Targeted treatment

The reason bacteriophages are so effective against bacteria is because they’re only able to infect specific species. Antibiotics instead target a wide range of bacteria, including “friendly” bacteria not causing the infection.

But this also means that a single phage won’t kill all strains of a disease-causing bacteria. And because bacteria are constantly evolving, they can develop mechanisms that prevent phage infection. For example, if the bacterial cell has evolved and changed its surface receptors, the bacteriophage won’t be able to attach itself and kill the bacteria.

As part of this evolutionary process, bacteria can rapidly become resistant to a single bacteriophage. But because there are many types of bacteriophages, we can use a “phage cocktail” containing a combination of different bacteriophages to target a broader range of bacterial strains within a species. This decreases the chances a bacteria becomes resistant to all phages used in treatment. Bacteriophages can also be engineered to infect more strains of bacteria.

However, the presence of what are known as CRISPR systems might complicate the possibility of using bacteriophages in treatment. CRISPR is a bacteria’s natural defence system that allows it to become immune to genetic material, such as phages, through infection, vaccination or the transfer of antibodies. Bacteria may be resistant to bacteriophages if they have previously encountered similar types and developed immunity.

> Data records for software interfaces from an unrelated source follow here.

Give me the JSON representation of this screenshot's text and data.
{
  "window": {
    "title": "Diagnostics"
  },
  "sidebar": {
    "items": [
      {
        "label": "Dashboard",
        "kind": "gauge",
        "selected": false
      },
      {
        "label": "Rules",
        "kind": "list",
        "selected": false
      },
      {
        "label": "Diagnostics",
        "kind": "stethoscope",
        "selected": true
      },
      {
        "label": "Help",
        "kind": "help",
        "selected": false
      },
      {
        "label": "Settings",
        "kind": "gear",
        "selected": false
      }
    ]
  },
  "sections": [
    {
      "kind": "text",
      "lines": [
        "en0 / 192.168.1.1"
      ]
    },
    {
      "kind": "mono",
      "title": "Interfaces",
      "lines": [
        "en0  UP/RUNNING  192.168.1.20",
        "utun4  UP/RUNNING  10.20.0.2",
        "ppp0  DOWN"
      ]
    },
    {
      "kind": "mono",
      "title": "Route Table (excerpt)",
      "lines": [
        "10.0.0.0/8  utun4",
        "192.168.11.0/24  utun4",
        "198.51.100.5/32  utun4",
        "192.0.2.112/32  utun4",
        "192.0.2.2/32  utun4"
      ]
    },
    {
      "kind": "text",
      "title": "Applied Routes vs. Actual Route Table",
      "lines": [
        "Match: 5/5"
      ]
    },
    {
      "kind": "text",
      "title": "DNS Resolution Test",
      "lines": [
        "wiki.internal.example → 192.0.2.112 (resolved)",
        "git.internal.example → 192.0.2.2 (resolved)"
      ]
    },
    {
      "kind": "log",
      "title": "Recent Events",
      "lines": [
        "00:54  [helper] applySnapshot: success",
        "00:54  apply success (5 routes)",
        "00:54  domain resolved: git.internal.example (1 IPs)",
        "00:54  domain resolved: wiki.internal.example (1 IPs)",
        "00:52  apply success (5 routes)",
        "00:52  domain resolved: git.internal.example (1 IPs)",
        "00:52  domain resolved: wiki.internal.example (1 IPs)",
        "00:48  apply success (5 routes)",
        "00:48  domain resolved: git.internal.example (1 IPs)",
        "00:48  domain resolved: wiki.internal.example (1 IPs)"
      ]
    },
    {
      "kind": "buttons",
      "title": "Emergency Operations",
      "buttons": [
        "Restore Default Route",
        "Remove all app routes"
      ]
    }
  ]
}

But bacteriophages have also developed anti-CRISPR proteins that can neutralise the host bacteria’s CRISPR systems. This means a phage can still be effective, despite the presence of the bacterial CRISPR system. Not all bacteriophages have genes that neutralise anti-CRISPR proteins. But with the ability to engineer phage genomes, these could be incorporated into phages that are to be used for treatment in the future.

Although phage therapy isn’t routinely used in western medicine, phage cocktails are available treatments in Russia and Georgia. Phage therapy is also a common part of medical care in Georgia, especially in paediatric, surgical care and burns hospital settings. Phages are used on their own or in combination with antibiotics and their use hasn’t been linked to any adverse effects.

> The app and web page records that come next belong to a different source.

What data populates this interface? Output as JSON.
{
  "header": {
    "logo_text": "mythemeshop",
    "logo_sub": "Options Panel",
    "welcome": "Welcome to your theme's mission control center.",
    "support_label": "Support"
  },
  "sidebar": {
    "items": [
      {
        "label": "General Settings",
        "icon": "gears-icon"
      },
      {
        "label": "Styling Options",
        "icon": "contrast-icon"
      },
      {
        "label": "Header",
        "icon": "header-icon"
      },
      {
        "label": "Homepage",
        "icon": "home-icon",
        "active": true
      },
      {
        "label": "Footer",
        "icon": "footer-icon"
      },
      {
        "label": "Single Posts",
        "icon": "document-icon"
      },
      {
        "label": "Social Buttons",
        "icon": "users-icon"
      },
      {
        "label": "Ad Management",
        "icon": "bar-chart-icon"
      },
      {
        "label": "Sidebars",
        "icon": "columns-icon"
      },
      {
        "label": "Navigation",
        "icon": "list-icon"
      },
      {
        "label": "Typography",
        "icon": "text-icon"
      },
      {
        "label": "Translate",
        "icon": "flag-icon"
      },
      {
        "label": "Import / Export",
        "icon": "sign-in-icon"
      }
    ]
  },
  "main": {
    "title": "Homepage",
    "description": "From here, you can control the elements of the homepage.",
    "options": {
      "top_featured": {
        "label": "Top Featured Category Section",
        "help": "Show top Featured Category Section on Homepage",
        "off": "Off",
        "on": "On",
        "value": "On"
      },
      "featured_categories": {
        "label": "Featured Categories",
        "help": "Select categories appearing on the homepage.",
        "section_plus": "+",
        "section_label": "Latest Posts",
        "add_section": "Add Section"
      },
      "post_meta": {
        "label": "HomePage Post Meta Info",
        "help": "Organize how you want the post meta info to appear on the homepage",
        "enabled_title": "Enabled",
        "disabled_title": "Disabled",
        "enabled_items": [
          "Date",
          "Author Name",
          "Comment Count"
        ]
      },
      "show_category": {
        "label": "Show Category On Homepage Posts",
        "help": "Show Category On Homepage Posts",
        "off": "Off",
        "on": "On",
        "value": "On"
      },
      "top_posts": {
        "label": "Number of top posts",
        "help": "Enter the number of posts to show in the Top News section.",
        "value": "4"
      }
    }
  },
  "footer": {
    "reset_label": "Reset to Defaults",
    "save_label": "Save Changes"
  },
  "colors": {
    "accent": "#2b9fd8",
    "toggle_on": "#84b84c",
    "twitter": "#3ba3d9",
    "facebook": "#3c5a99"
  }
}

With antibiotic-resistant infections becoming more common, bacteriophages offer the ability to treat such infections. But for bacteriophages to become commonplace in treating bacterial infections, there needs to be continued research into phage biology to better understand how they interact with bacteria. Finding effective treatments for bacterial infections – other than antibiotics – is the first step in fighting further instances of antibiotic resistance.The Conversation

Manal Mohammed, Lecturer, Medical Microbiology, University of Westminster and Andrew Millard, Lecturer in Bacteriophage Bioinformatics, University of Leicester

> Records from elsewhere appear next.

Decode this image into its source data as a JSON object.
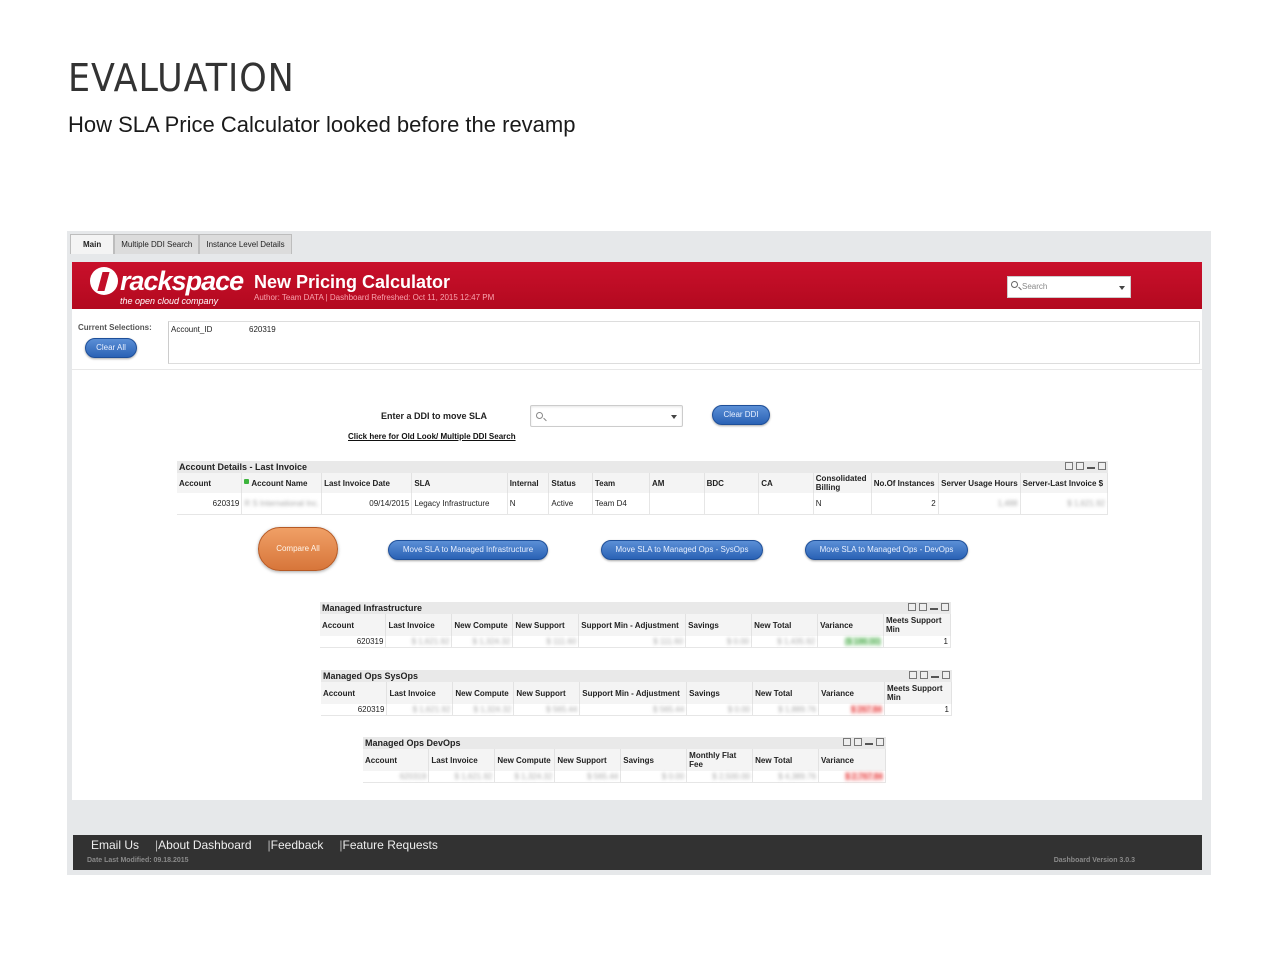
{
  "page": {
    "heading": "EVALUATION",
    "subheading": "How SLA Price Calculator looked before the revamp"
  },
  "tabs": [
    {
      "label": "Main",
      "active": true
    },
    {
      "label": "Multiple DDI Search",
      "active": false
    },
    {
      "label": "Instance Level Details",
      "active": false
    }
  ],
  "header": {
    "logo_word": "rackspace",
    "logo_tagline": "the open cloud company",
    "title": "New Pricing Calculator",
    "author_line": "Author: Team DATA | Dashboard Refreshed: Oct 11, 2015  12:47 PM",
    "search_placeholder": "Search",
    "brand_color": "#c20f29"
  },
  "selections": {
    "label": "Current Selections:",
    "clear_all": "Clear All",
    "field": "Account_ID",
    "value": "620319"
  },
  "ddi": {
    "label": "Enter a DDI to move SLA",
    "clear_button": "Clear DDI",
    "old_look_link": "Click here for Old Look/ Multiple DDI Search"
  },
  "account_details": {
    "title": "Account Details - Last Invoice",
    "columns": [
      "Account",
      "Account Name",
      "Last Invoice Date",
      "SLA",
      "Internal",
      "Status",
      "Team",
      "AM",
      "BDC",
      "CA",
      "Consolidated Billing",
      "No.Of Instances",
      "Server Usage Hours",
      "Server-Last Invoice $"
    ],
    "row": {
      "account": "620319",
      "account_name": "R S International Inc.",
      "last_invoice_date": "09/14/2015",
      "sla": "Legacy Infrastructure",
      "internal": "N",
      "status": "Active",
      "team": "Team D4",
      "am": "",
      "bdc": "",
      "ca": "",
      "consolidated_billing": "N",
      "instances": "2",
      "server_usage_hours": "1,488",
      "server_last_invoice": "$ 1,621.92"
    }
  },
  "actions": {
    "compare_all": "Compare All",
    "move_infra": "Move SLA to Managed Infrastructure",
    "move_sysops": "Move SLA to Managed Ops - SysOps",
    "move_devops": "Move SLA to Managed Ops - DevOps"
  },
  "managed_infra": {
    "title": "Managed Infrastructure",
    "columns": [
      "Account",
      "Last Invoice",
      "New Compute",
      "New Support",
      "Support Min - Adjustment",
      "Savings",
      "New Total",
      "Variance",
      "Meets Support Min"
    ],
    "row": [
      "620319",
      "$ 1,621.92",
      "$ 1,324.32",
      "$ 111.60",
      "$ 111.60",
      "$ 0.00",
      "$ 1,435.92",
      "($ 186.00)",
      "1"
    ]
  },
  "managed_sysops": {
    "title": "Managed Ops SysOps",
    "columns": [
      "Account",
      "Last Invoice",
      "New Compute",
      "New Support",
      "Support Min - Adjustment",
      "Savings",
      "New Total",
      "Variance",
      "Meets Support Min"
    ],
    "row": [
      "620319",
      "$ 1,621.92",
      "$ 1,324.32",
      "$ 565.44",
      "$ 565.44",
      "$ 0.00",
      "$ 1,889.76",
      "$ 267.84",
      "1"
    ]
  },
  "managed_devops": {
    "title": "Managed Ops DevOps",
    "columns": [
      "Account",
      "Last Invoice",
      "New Compute",
      "New Support",
      "Savings",
      "Monthly Flat Fee",
      "New Total",
      "Variance"
    ],
    "row": [
      "620319",
      "$ 1,621.92",
      "$ 1,324.32",
      "$ 565.44",
      "$ 0.00",
      "$ 2,500.00",
      "$ 4,389.76",
      "$ 2,767.84"
    ]
  },
  "footer": {
    "links": [
      "Email Us",
      "About Dashboard",
      "Feedback",
      "Feature Requests"
    ],
    "date_modified": "Date Last Modified: 09.18.2015",
    "version": "Dashboard Version 3.0.3"
  }
}
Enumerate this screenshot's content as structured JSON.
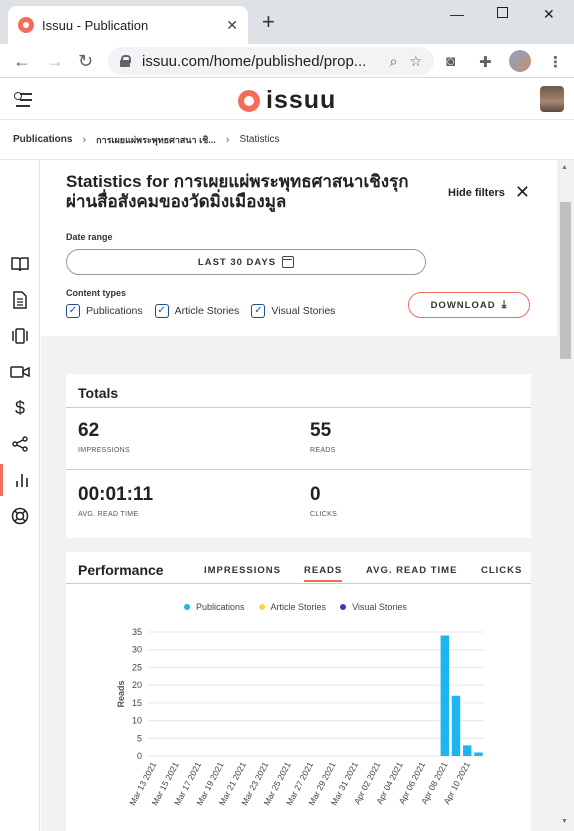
{
  "browser": {
    "tab_title": "Issuu - Publication",
    "url": "issuu.com/home/published/prop..."
  },
  "breadcrumb": {
    "item1": "Publications",
    "item2": "การเผยแผ่พระพุทธศาสนา เชิ...",
    "item3": "Statistics"
  },
  "app": {
    "logo": "issuu"
  },
  "filters": {
    "title": "Statistics for การเผยแผ่พระพุทธศาสนาเชิงรุกผ่านสื่อสังคมของวัดมิ่งเมืองมูล",
    "hide_filters": "Hide filters",
    "date_range_label": "Date range",
    "date_range_value": "LAST 30 DAYS",
    "content_types_label": "Content types",
    "content_types": [
      "Publications",
      "Article Stories",
      "Visual Stories"
    ],
    "download": "DOWNLOAD"
  },
  "totals": {
    "title": "Totals",
    "impressions": "62",
    "impressions_label": "IMPRESSIONS",
    "reads": "55",
    "reads_label": "READS",
    "avg_read_time": "00:01:11",
    "avg_read_time_label": "AVG. READ TIME",
    "clicks": "0",
    "clicks_label": "CLICKS"
  },
  "performance": {
    "title": "Performance",
    "tabs": [
      "IMPRESSIONS",
      "READS",
      "AVG. READ TIME",
      "CLICKS"
    ],
    "active_tab": "READS"
  },
  "colors": {
    "accent": "#f36d5d",
    "publications": "#1cb5f0",
    "article_stories": "#f5d63d",
    "visual_stories": "#4a2fc0"
  },
  "chart_data": {
    "type": "bar",
    "legend": [
      "Publications",
      "Article Stories",
      "Visual Stories"
    ],
    "ylabel": "Reads",
    "xlabel": "",
    "ylim": [
      0,
      35
    ],
    "yticks": [
      0,
      5,
      10,
      15,
      20,
      25,
      30,
      35
    ],
    "categories": [
      "Mar 13 2021",
      "Mar 14 2021",
      "Mar 15 2021",
      "Mar 16 2021",
      "Mar 17 2021",
      "Mar 18 2021",
      "Mar 19 2021",
      "Mar 20 2021",
      "Mar 21 2021",
      "Mar 22 2021",
      "Mar 23 2021",
      "Mar 24 2021",
      "Mar 25 2021",
      "Mar 26 2021",
      "Mar 27 2021",
      "Mar 28 2021",
      "Mar 29 2021",
      "Mar 30 2021",
      "Mar 31 2021",
      "Apr 01 2021",
      "Apr 02 2021",
      "Apr 03 2021",
      "Apr 04 2021",
      "Apr 05 2021",
      "Apr 06 2021",
      "Apr 07 2021",
      "Apr 08 2021",
      "Apr 09 2021",
      "Apr 10 2021",
      "Apr 11 2021"
    ],
    "tick_labels": [
      "Mar 13 2021",
      "Mar 15 2021",
      "Mar 17 2021",
      "Mar 19 2021",
      "Mar 21 2021",
      "Mar 23 2021",
      "Mar 25 2021",
      "Mar 27 2021",
      "Mar 29 2021",
      "Mar 31 2021",
      "Apr 02 2021",
      "Apr 04 2021",
      "Apr 06 2021",
      "Apr 08 2021",
      "Apr 10 2021"
    ],
    "series": [
      {
        "name": "Publications",
        "values": [
          0,
          0,
          0,
          0,
          0,
          0,
          0,
          0,
          0,
          0,
          0,
          0,
          0,
          0,
          0,
          0,
          0,
          0,
          0,
          0,
          0,
          0,
          0,
          0,
          0,
          0,
          34,
          17,
          3,
          1
        ]
      },
      {
        "name": "Article Stories",
        "values": [
          0,
          0,
          0,
          0,
          0,
          0,
          0,
          0,
          0,
          0,
          0,
          0,
          0,
          0,
          0,
          0,
          0,
          0,
          0,
          0,
          0,
          0,
          0,
          0,
          0,
          0,
          0,
          0,
          0,
          0
        ]
      },
      {
        "name": "Visual Stories",
        "values": [
          0,
          0,
          0,
          0,
          0,
          0,
          0,
          0,
          0,
          0,
          0,
          0,
          0,
          0,
          0,
          0,
          0,
          0,
          0,
          0,
          0,
          0,
          0,
          0,
          0,
          0,
          0,
          0,
          0,
          0
        ]
      }
    ]
  }
}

This article is republished from The Conversation under a Creative Commons license. Read the original article.